**** Data for analysis ****
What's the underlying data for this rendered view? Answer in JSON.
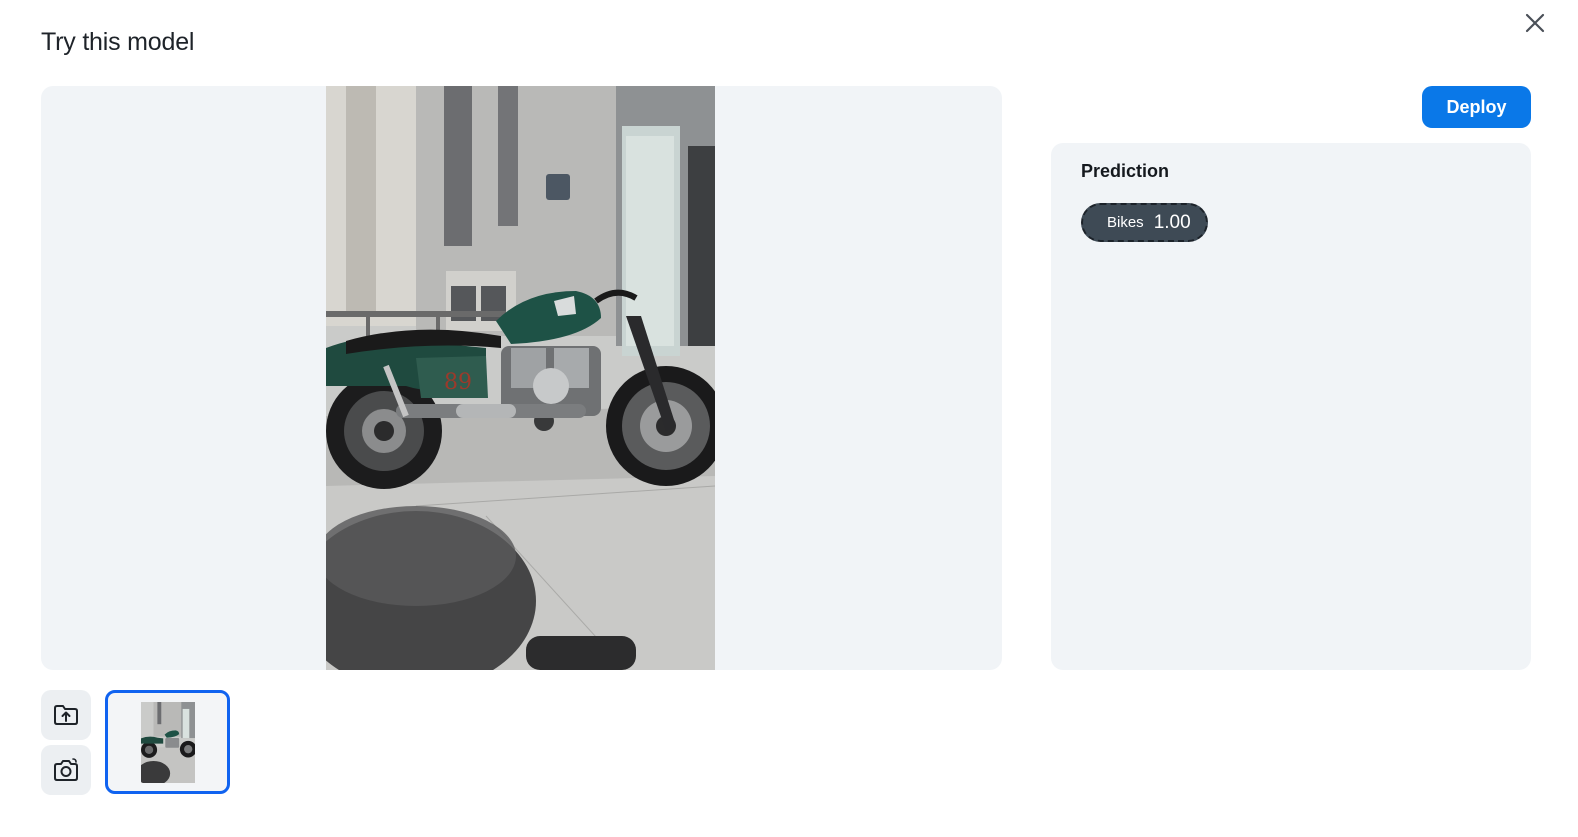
{
  "dialog": {
    "title": "Try this model",
    "close_icon": "close-icon"
  },
  "preview": {
    "image_subject": "motorcycle photo",
    "tank_number": "89"
  },
  "actions": {
    "deploy_label": "Deploy",
    "deploy_color": "#0a78e8"
  },
  "prediction": {
    "title": "Prediction",
    "results": [
      {
        "label": "Bikes",
        "score": "1.00"
      }
    ]
  },
  "toolbar": {
    "upload_icon": "upload-folder-icon",
    "camera_icon": "camera-icon",
    "selected_color": "#1063f0"
  }
}
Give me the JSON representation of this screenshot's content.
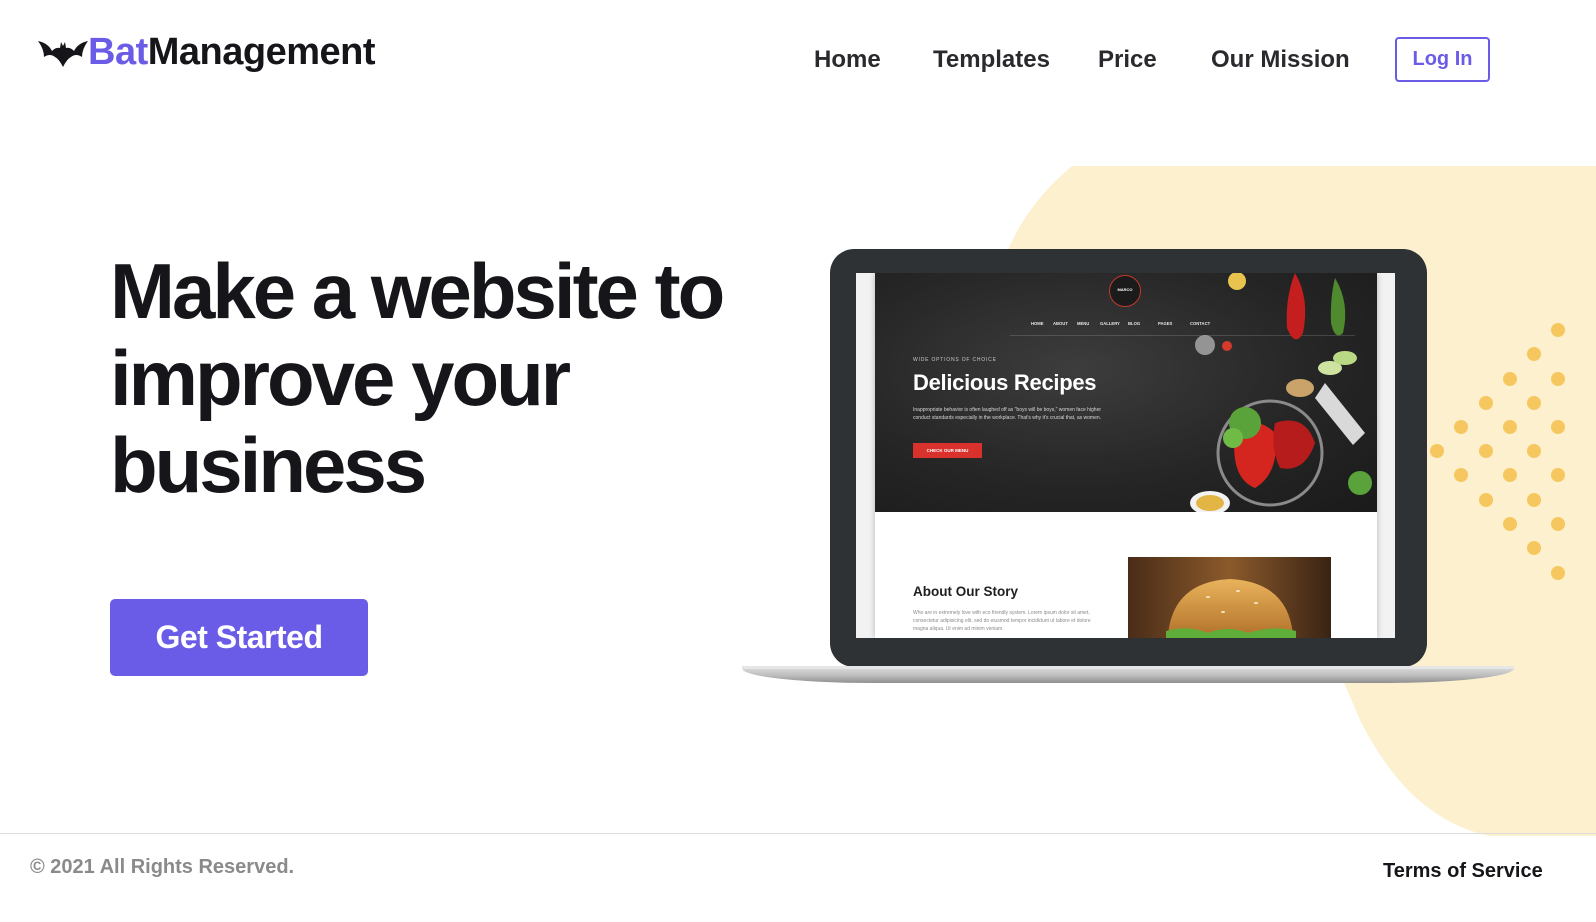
{
  "brand": {
    "name_part1": "Bat",
    "name_part2": "Management",
    "icon": "bat-icon",
    "accent_color": "#6b5ce7"
  },
  "nav": {
    "items": [
      {
        "label": "Home"
      },
      {
        "label": "Templates"
      },
      {
        "label": "Price"
      },
      {
        "label": "Our Mission"
      }
    ],
    "login_label": "Log In"
  },
  "hero": {
    "headline_lines": [
      "Make a website to",
      "improve your",
      "business"
    ],
    "cta_label": "Get Started"
  },
  "preview": {
    "logo_text": "MARCO",
    "nav_items": [
      "HOME",
      "ABOUT",
      "MENU",
      "GALLERY",
      "BLOG",
      "PAGES",
      "CONTACT"
    ],
    "eyebrow": "WIDE OPTIONS OF CHOICE",
    "title": "Delicious Recipes",
    "paragraph": "Inappropriate behavior is often laughed off as \"boys will be boys,\" women face higher conduct standards especially in the workplace. That's why it's crucial that, as women.",
    "button_label": "CHECK OUR MENU",
    "about_title": "About Our Story",
    "about_paragraph": "Who are in extremely love with eco friendly system. Lorem ipsum dolor sit amet, consectetur adipisicing elit, sed do eiusmod tempor incididunt ut labore et dolore magna aliqua. Ut enim ad minim veniam.",
    "accent_red": "#d9322c"
  },
  "footer": {
    "copyright": "© 2021 All Rights Reserved.",
    "terms_label": "Terms of Service"
  },
  "decor": {
    "blob_color": "#fdf0cf",
    "dot_color": "#f6c75e"
  }
}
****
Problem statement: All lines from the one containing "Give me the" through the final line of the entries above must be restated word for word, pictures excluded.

Reply to the task:
Give me the JSON representation of this screenshot's content.
{
  "brand": {
    "name_part1": "Bat",
    "name_part2": "Management",
    "icon": "bat-icon",
    "accent_color": "#6b5ce7"
  },
  "nav": {
    "items": [
      {
        "label": "Home"
      },
      {
        "label": "Templates"
      },
      {
        "label": "Price"
      },
      {
        "label": "Our Mission"
      }
    ],
    "login_label": "Log In"
  },
  "hero": {
    "headline_lines": [
      "Make a website to",
      "improve your",
      "business"
    ],
    "cta_label": "Get Started"
  },
  "preview": {
    "logo_text": "MARCO",
    "nav_items": [
      "HOME",
      "ABOUT",
      "MENU",
      "GALLERY",
      "BLOG",
      "PAGES",
      "CONTACT"
    ],
    "eyebrow": "WIDE OPTIONS OF CHOICE",
    "title": "Delicious Recipes",
    "paragraph": "Inappropriate behavior is often laughed off as \"boys will be boys,\" women face higher conduct standards especially in the workplace. That's why it's crucial that, as women.",
    "button_label": "CHECK OUR MENU",
    "about_title": "About Our Story",
    "about_paragraph": "Who are in extremely love with eco friendly system. Lorem ipsum dolor sit amet, consectetur adipisicing elit, sed do eiusmod tempor incididunt ut labore et dolore magna aliqua. Ut enim ad minim veniam.",
    "accent_red": "#d9322c"
  },
  "footer": {
    "copyright": "© 2021 All Rights Reserved.",
    "terms_label": "Terms of Service"
  },
  "decor": {
    "blob_color": "#fdf0cf",
    "dot_color": "#f6c75e"
  }
}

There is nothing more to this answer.